Ticket sales for the low-budget Sony/Columbia comedy “Paul Blart” dropped 32% in its second week from its opening weekend but managed to hold on to the top spot with an estimated $21.5 million over the weekend.

“People truly are in the mood to laugh right now, to escape for a few hours,” said Rory Bruer, president of worldwide distribution for Sony Pictures Entertainment.

Sony continued its winning streak with the opening of Screen Gems’ “Underworld,” which came in second by pulling in an estimated $20.7 million from a mostly male audience.

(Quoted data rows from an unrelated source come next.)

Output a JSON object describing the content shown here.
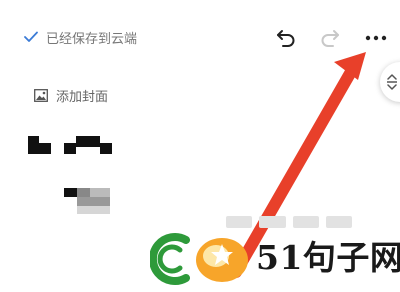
{
  "header": {
    "save_status": "已经保存到云端",
    "icons": {
      "saved": "check-icon",
      "undo": "undo-icon",
      "redo": "redo-icon",
      "more": "more-dots-icon",
      "side": "expand-collapse-icon"
    }
  },
  "editor": {
    "add_cover_label": "添加封面",
    "add_cover_icon": "image-icon"
  },
  "annotation": {
    "arrow_color": "#e8402a"
  },
  "watermark": {
    "brand_text": "51句子网",
    "green": "#2e9a3a",
    "orange": "#f7a52a"
  },
  "colors": {
    "accent": "#3b7bd6"
  }
}
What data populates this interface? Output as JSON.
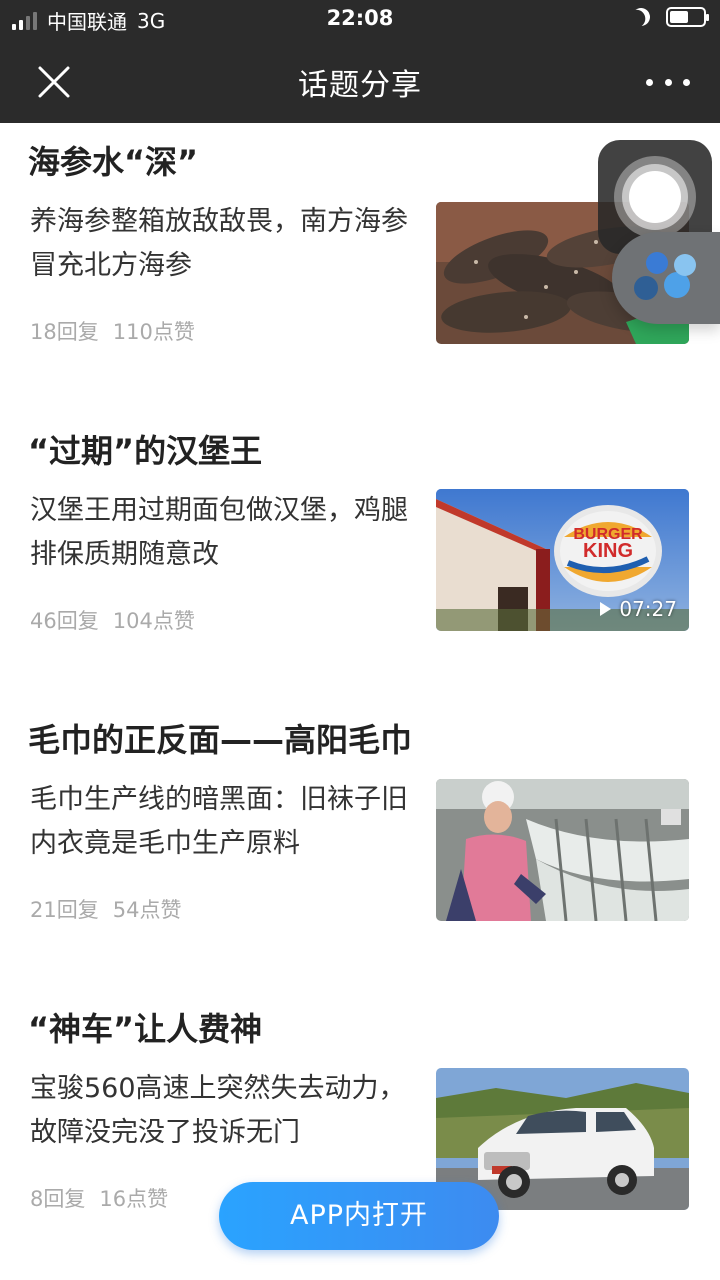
{
  "status_bar": {
    "carrier": "中国联通",
    "network": "3G",
    "time": "22:08",
    "battery_percent": 55
  },
  "nav": {
    "title": "话题分享",
    "close_icon": "close-icon",
    "more_icon": "more-icon"
  },
  "topics": [
    {
      "title": "海参水“深”",
      "desc": "养海参整箱放敌敌畏，南方海参冒充北方海参",
      "replies": "18回复",
      "likes": "110点赞",
      "image": "sea-cucumber-photo"
    },
    {
      "title": "“过期”的汉堡王",
      "desc": "汉堡王用过期面包做汉堡，鸡腿排保质期随意改",
      "replies": "46回复",
      "likes": "104点赞",
      "image": "burger-king-photo",
      "video_duration": "07:27"
    },
    {
      "title": "毛巾的正反面——高阳毛巾",
      "desc": "毛巾生产线的暗黑面：旧袜子旧内衣竟是毛巾生产原料",
      "replies": "21回复",
      "likes": "54点赞",
      "image": "towel-factory-photo"
    },
    {
      "title": "“神车”让人费神",
      "desc": "宝骏560高速上突然失去动力，故障没完没了投诉无门",
      "replies": "8回复",
      "likes": "16点赞",
      "image": "suv-car-photo"
    }
  ],
  "open_app": {
    "label": "APP内打开"
  },
  "colors": {
    "header_bg": "#2b2b2b",
    "button_gradient_start": "#2aa3ff",
    "button_gradient_end": "#3d8bf0",
    "meta_text": "#aaaaaa"
  }
}
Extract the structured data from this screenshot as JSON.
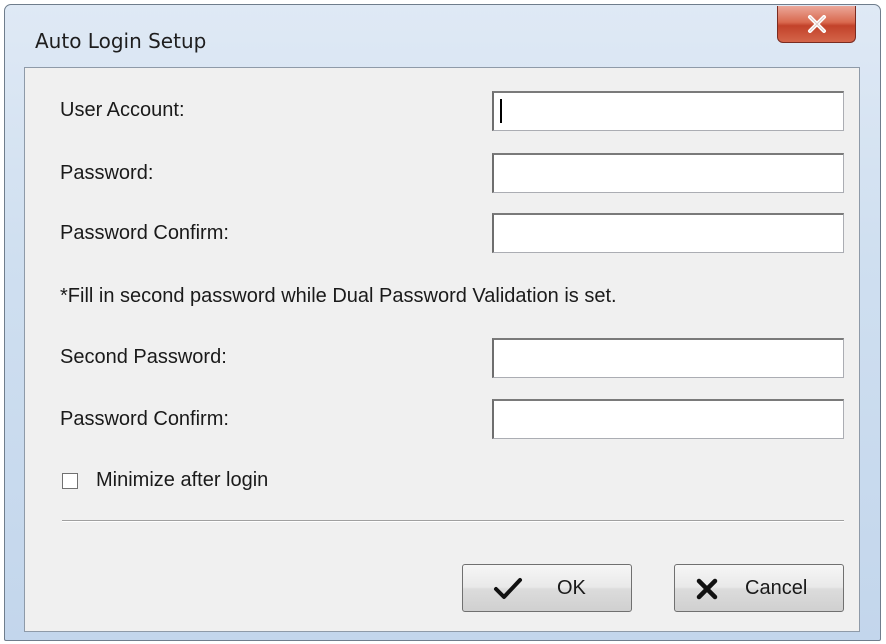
{
  "window": {
    "title": "Auto Login Setup",
    "close_icon": "close-icon"
  },
  "form": {
    "user_account_label": "User Account:",
    "user_account_value": "",
    "password_label": "Password:",
    "password_value": "",
    "password_confirm_label": "Password Confirm:",
    "password_confirm_value": "",
    "note": "*Fill in second password while Dual Password Validation is set.",
    "second_password_label": "Second Password:",
    "second_password_value": "",
    "second_password_confirm_label": "Password Confirm:",
    "second_password_confirm_value": "",
    "minimize_label": "Minimize after login",
    "minimize_checked": false
  },
  "buttons": {
    "ok_label": "OK",
    "ok_icon": "checkmark-icon",
    "cancel_label": "Cancel",
    "cancel_icon": "x-mark-icon"
  },
  "colors": {
    "close_button": "#c9452d",
    "titlebar": "#cfdff0",
    "client": "#f0f0f0"
  }
}
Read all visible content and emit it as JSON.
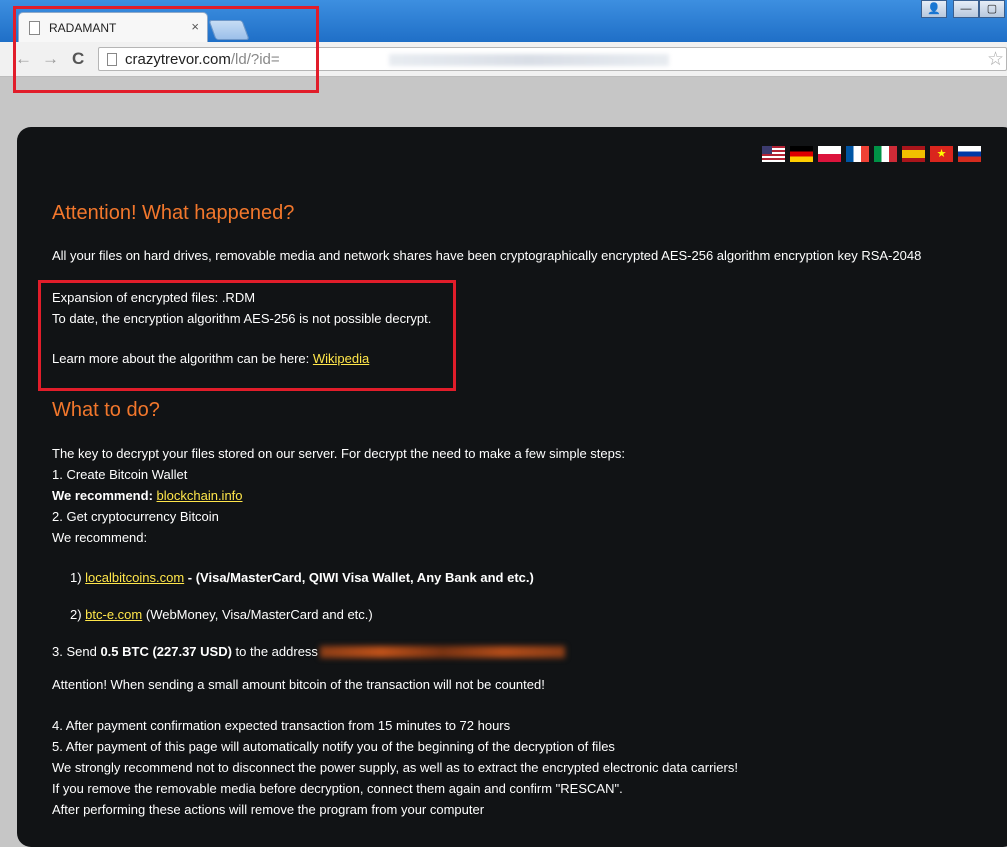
{
  "browser": {
    "tab_title": "RADAMANT",
    "tab_close": "×",
    "url_host": "crazytrevor.com",
    "url_path": "/ld/?id=",
    "back": "←",
    "forward": "→",
    "reload": "C",
    "star": "☆",
    "win_user": "👤",
    "win_min": "—",
    "win_max": "▢"
  },
  "flags": [
    "us-flag",
    "de-flag",
    "pl-flag",
    "fr-flag",
    "it-flag",
    "es-flag",
    "vn-flag",
    "ru-flag"
  ],
  "colors": {
    "accent": "#f2772c",
    "link": "#ffe64a",
    "panel": "#111315",
    "highlight_box": "#e11d2a"
  },
  "page": {
    "heading1": "Attention! What happened?",
    "intro": "All your files on hard drives, removable media and network shares have been cryptographically encrypted AES-256 algorithm encryption key RSA-2048",
    "expansion": "Expansion of encrypted files: .RDM",
    "to_date": "To date, the encryption algorithm AES-256 is not possible decrypt.",
    "learn_more": "Learn more about the algorithm can be here: ",
    "learn_more_link": "Wikipedia",
    "heading2": "What to do?",
    "key_text": "The key to decrypt your files stored on our server. For decrypt the need to make a few simple steps:",
    "step1": "1. Create Bitcoin Wallet",
    "we_recommend_bold": "We recommend: ",
    "blockchain_link": "blockchain.info",
    "step2": "2. Get cryptocurrency Bitcoin",
    "we_recommend": "We recommend:",
    "opt1_num": "1) ",
    "opt1_link": "localbitcoins.com",
    "opt1_rest": " - (Visa/MasterCard, QIWI Visa Wallet, Any Bank and etc.)",
    "opt2_num": "2) ",
    "opt2_link": "btc-e.com",
    "opt2_rest": " (WebMoney, Visa/MasterCard and etc.)",
    "step3_a": "3. Send ",
    "step3_b": "0.5 BTC (227.37 USD)",
    "step3_c": " to the address",
    "attention_small": "Attention! When sending a small amount bitcoin of the transaction will not be counted!",
    "step4": "4. After payment confirmation expected transaction from 15 minutes to 72 hours",
    "step5": "5. After payment of this page will automatically notify you of the beginning of the decryption of files",
    "power_note": "We strongly recommend not to disconnect the power supply, as well as to extract the encrypted electronic data carriers!",
    "removable_note": "If you remove the removable media before decryption, connect them again and confirm \"RESCAN\".",
    "after_note": "After performing these actions will remove the program from your computer"
  }
}
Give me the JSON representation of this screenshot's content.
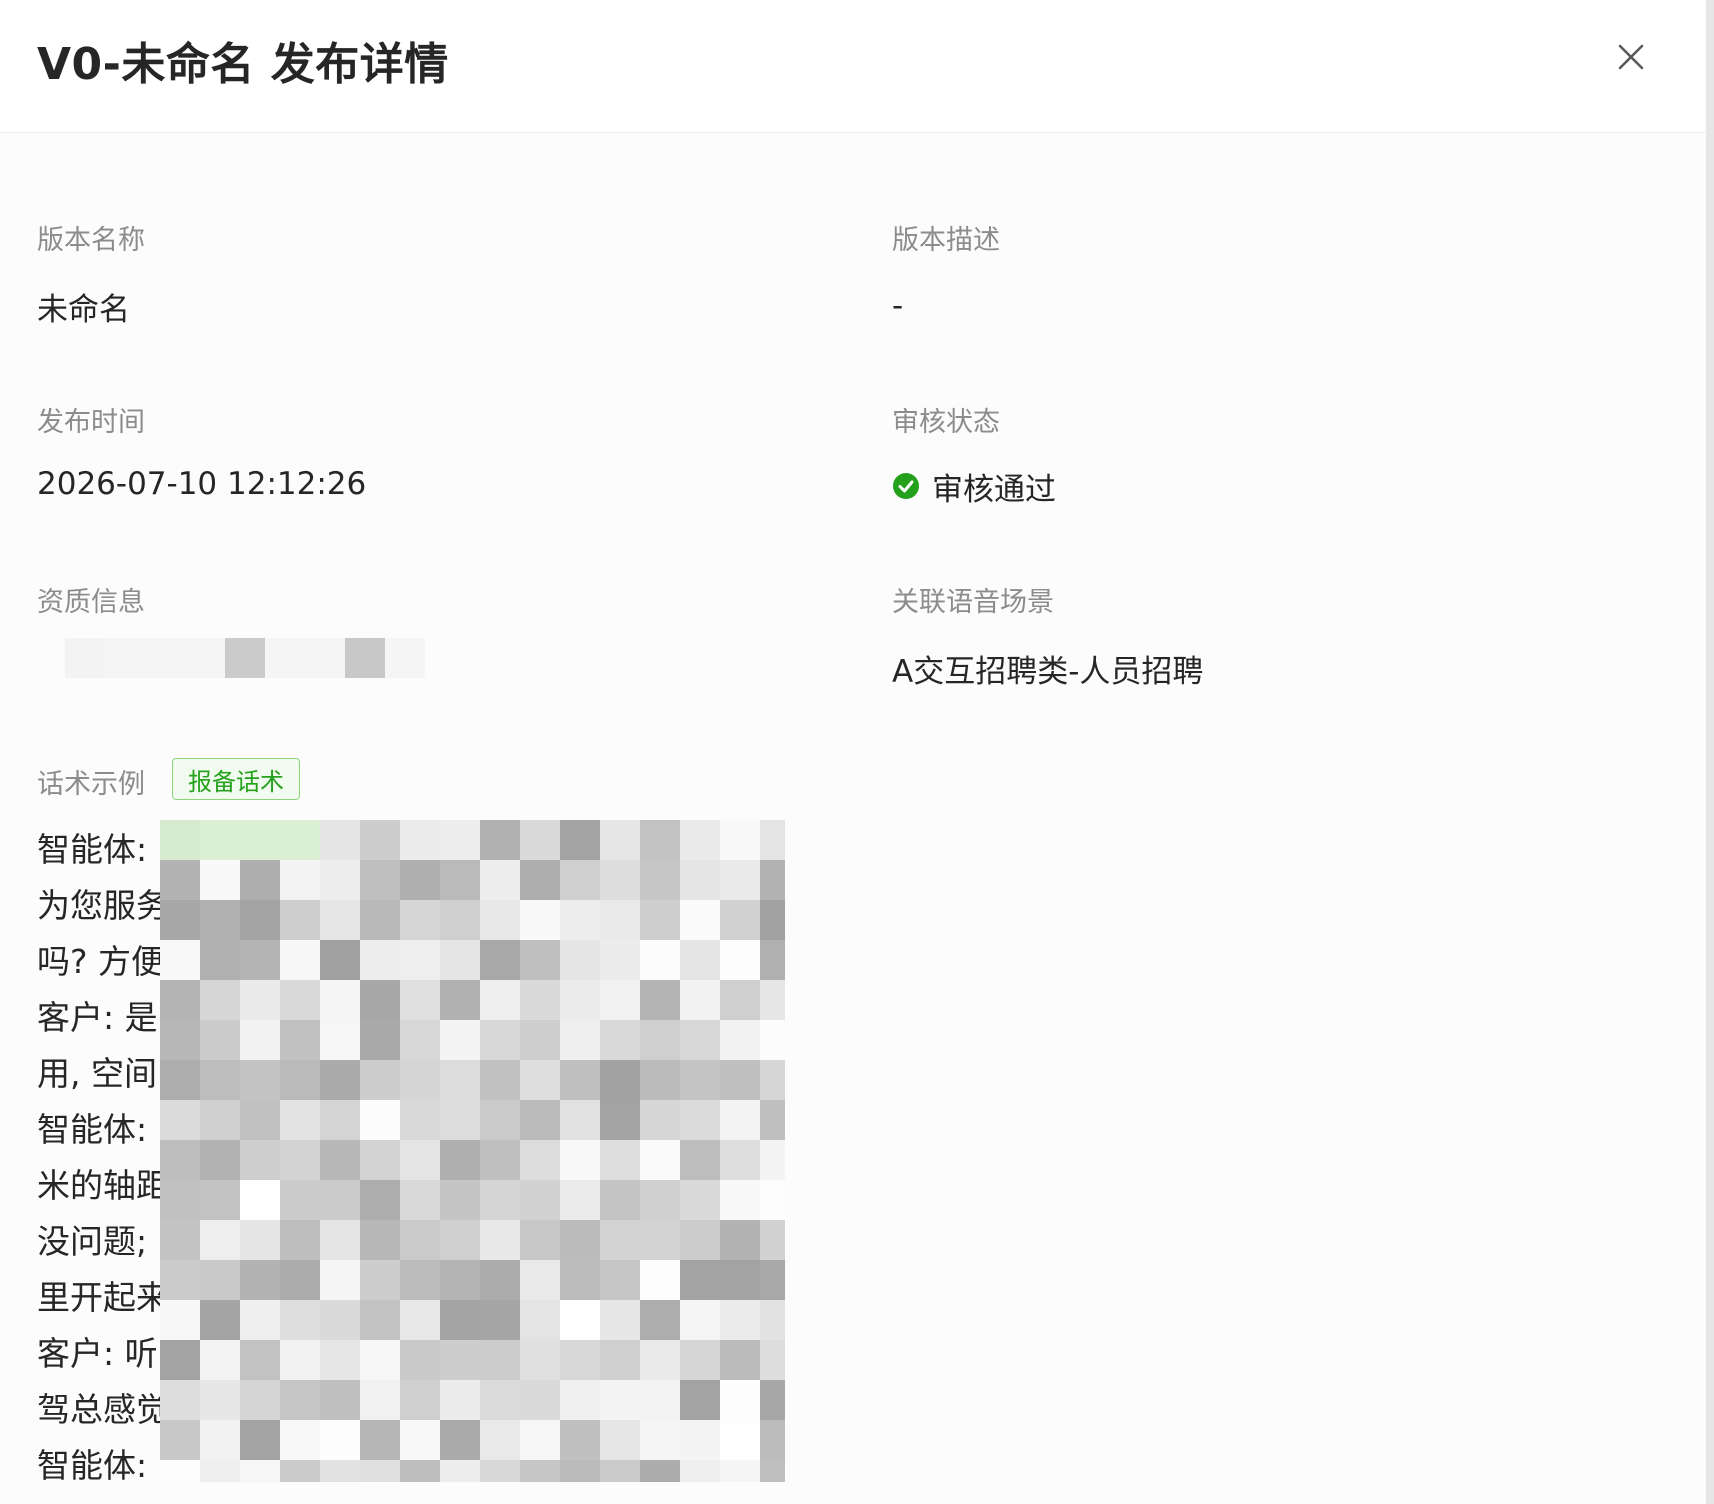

Currently doing double duty as a journalist in “Frost/Nixon,” Michael Sheen plays a werewolf freedom fighter with a vampire lover in the third installment of the gothic “Underworld” franchise.

Warner Bros.’ “Gran Torino,” with Clint Eastwood as a crotchety Korean War veteran who bonds with his Hmong neighbors, brought in $16 million in its seventh week and landed in third place. In a strong second week, Paramount’s children’s tale “Hotel for Dogs” followed with an estimated $12.4 million over the weekend.

Overall, Hollywood did well this week compared with the same week last year, with 13.8% more ticket sales and year-to-date attendance up 20.9%.

“I don’t particularly care about the nominations, though once the winners come out, I might care a little more,” said Matt Green, 20, a UC Irvine student trying to decide on a movie at the Spectrum. “I just didn’t want to stay in, and there was nothing else to do tonight.”





Preliminary results in the U.S. and Canada, based on studio projections:

*--* Movie 3-day gross Total Weeks (studio) (millions) (millions) 1 Paul Blart: Mall Cop $21.5 $64.8 2 (Sony/Columbia)

2 Underworld: Rise of the Lycans 20.7 20.7 1 (Sony/Screen Gems)

3 Gran Torino (Warner Bros.) 16.0 97.6 7

4 Hotel for Dogs (Paramount) 12.4 37.0 2

5 Slumdog Millionaire 10.6 55.9 11 (Fox Searchlight)

6 My Bloody Valentine 3-D 10.1 37.7 2 (Lionsgate)

7 Inkheart (Warner Bros.) 7.7 7.7 1

8 Bride Wars (Fox) 7.0 48.7 3

9 The Curious Case of Benjamin 6.0 111.0 5 Button (Paramount)

10 Notorious (Fox Searchlight) 5.7 31.8 2 *--*

Industry totals

*--* 3-day gross Change Year-to-date gross Change (in millions) from 2008 (in millions) from 2008 $160 +13.8% $860.6 +21.8% *--*

Note: A movie may be shown on more than one screen at each venue.

Source: Media by Numbers